The baseline inferior subfield retinal thickness may predict the frequency of treatment for diabetic macular oedema (DME) during the first year in eyes administered pro re nata (PRN) intravitreal ranibizumab (IVR) injections, a new study shows.
The study included 68 eyes of 63 centre-involved DME patients who had received IVR injections for at least 12 months. Three IVR injections were administered monthly according to PRN dosing.
Spectral-domain optical coherence tomography (SD-OCT) scanning was performed to measure the mean retinal thickness at baseline. The outcome was the relationship between the thickness parameters at baseline and the number of IVR injections over a follow-up period of 12 months.
Of the 68 eyes, 10 received three loading doses, 34 received four to seven annual injections and 24 received at least eight injections.
There was a significant positive association between central subfield thickness and the number of injections received during the first year (p<0.001). Injection frequency was also related to the thickness of the fovea (p<0.001) and the nasal (p<0.001), temporal (p=0.002), superior (p=0.023) and inferior (p<0.001) subfields of the parafovea.
In 54 eyes with cystoid macular oedema (CME), height of the foveal cystoids spaces was significantly associated with treatment frequency (p=0.002). The disruption of the EZ line and external limiting membrane (ELM) was also associated with the number of injections (p=0.032 and p=0.002, respectively).
Multivariate analysis showed that the number of IVR injections was significantly associated only with the retinal thickness in the inferior subfield (p<0.001).

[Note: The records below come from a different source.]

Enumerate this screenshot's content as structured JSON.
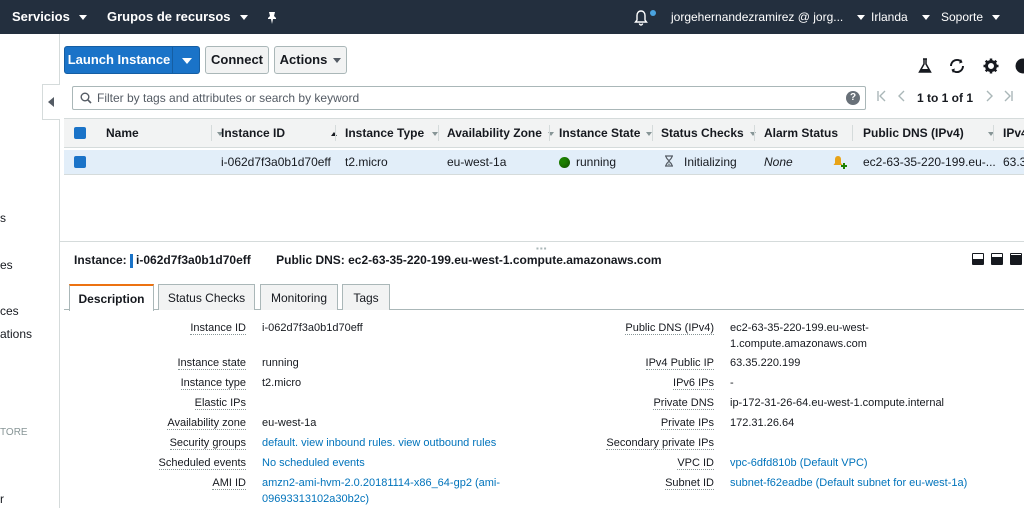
{
  "topnav": {
    "services": "Servicios",
    "resource_groups": "Grupos de recursos",
    "account": "jorgehernandezramirez @ jorg...",
    "region": "Irlanda",
    "support": "Soporte"
  },
  "sidebar": {
    "fragments": [
      "s",
      "es",
      "ces",
      "ations",
      "TORE",
      "r"
    ]
  },
  "toolbar": {
    "launch_label": "Launch Instance",
    "connect_label": "Connect",
    "actions_label": "Actions"
  },
  "filter": {
    "placeholder": "Filter by tags and attributes or search by keyword",
    "pagination": "1 to 1 of 1"
  },
  "table": {
    "columns": [
      "Name",
      "Instance ID",
      "Instance Type",
      "Availability Zone",
      "Instance State",
      "Status Checks",
      "Alarm Status",
      "Public DNS (IPv4)",
      "IPv4"
    ],
    "rows": [
      {
        "name": "",
        "instance_id": "i-062d7f3a0b1d70eff",
        "instance_type": "t2.micro",
        "availability_zone": "eu-west-1a",
        "instance_state": "running",
        "status_checks": "Initializing",
        "alarm_status": "None",
        "public_dns": "ec2-63-35-220-199.eu-...",
        "ipv4": "63.3"
      }
    ]
  },
  "details": {
    "instance_label": "Instance:",
    "instance_id": "i-062d7f3a0b1d70eff",
    "public_dns_label": "Public DNS:",
    "public_dns": "ec2-63-35-220-199.eu-west-1.compute.amazonaws.com",
    "tabs": [
      "Description",
      "Status Checks",
      "Monitoring",
      "Tags"
    ],
    "left": [
      {
        "label": "Instance ID",
        "value": "i-062d7f3a0b1d70eff",
        "link": false
      },
      {
        "label": "Instance state",
        "value": "running",
        "link": false
      },
      {
        "label": "Instance type",
        "value": "t2.micro",
        "link": false
      },
      {
        "label": "Elastic IPs",
        "value": "",
        "link": false
      },
      {
        "label": "Availability zone",
        "value": "eu-west-1a",
        "link": false
      },
      {
        "label": "Security groups",
        "value": "default. view inbound rules. view outbound rules",
        "link": true
      },
      {
        "label": "Scheduled events",
        "value": "No scheduled events",
        "link": true
      },
      {
        "label": "AMI ID",
        "value": "amzn2-ami-hvm-2.0.20181114-x86_64-gp2 (ami-09693313102a30b2c)",
        "link": true
      }
    ],
    "right": [
      {
        "label": "Public DNS (IPv4)",
        "value": "ec2-63-35-220-199.eu-west-1.compute.amazonaws.com",
        "link": false
      },
      {
        "label": "IPv4 Public IP",
        "value": "63.35.220.199",
        "link": false
      },
      {
        "label": "IPv6 IPs",
        "value": "-",
        "link": false
      },
      {
        "label": "Private DNS",
        "value": "ip-172-31-26-64.eu-west-1.compute.internal",
        "link": false
      },
      {
        "label": "Private IPs",
        "value": "172.31.26.64",
        "link": false
      },
      {
        "label": "Secondary private IPs",
        "value": "",
        "link": false
      },
      {
        "label": "VPC ID",
        "value": "vpc-6dfd810b (Default VPC)",
        "link": true
      },
      {
        "label": "Subnet ID",
        "value": "subnet-f62eadbe (Default subnet for eu-west-1a)",
        "link": true
      }
    ]
  }
}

Treatment frequency was not related to the height of serous retinal detachments (SRD; p=0.130), baseline ophthalmic findings, systemic factors and improved visual acuity.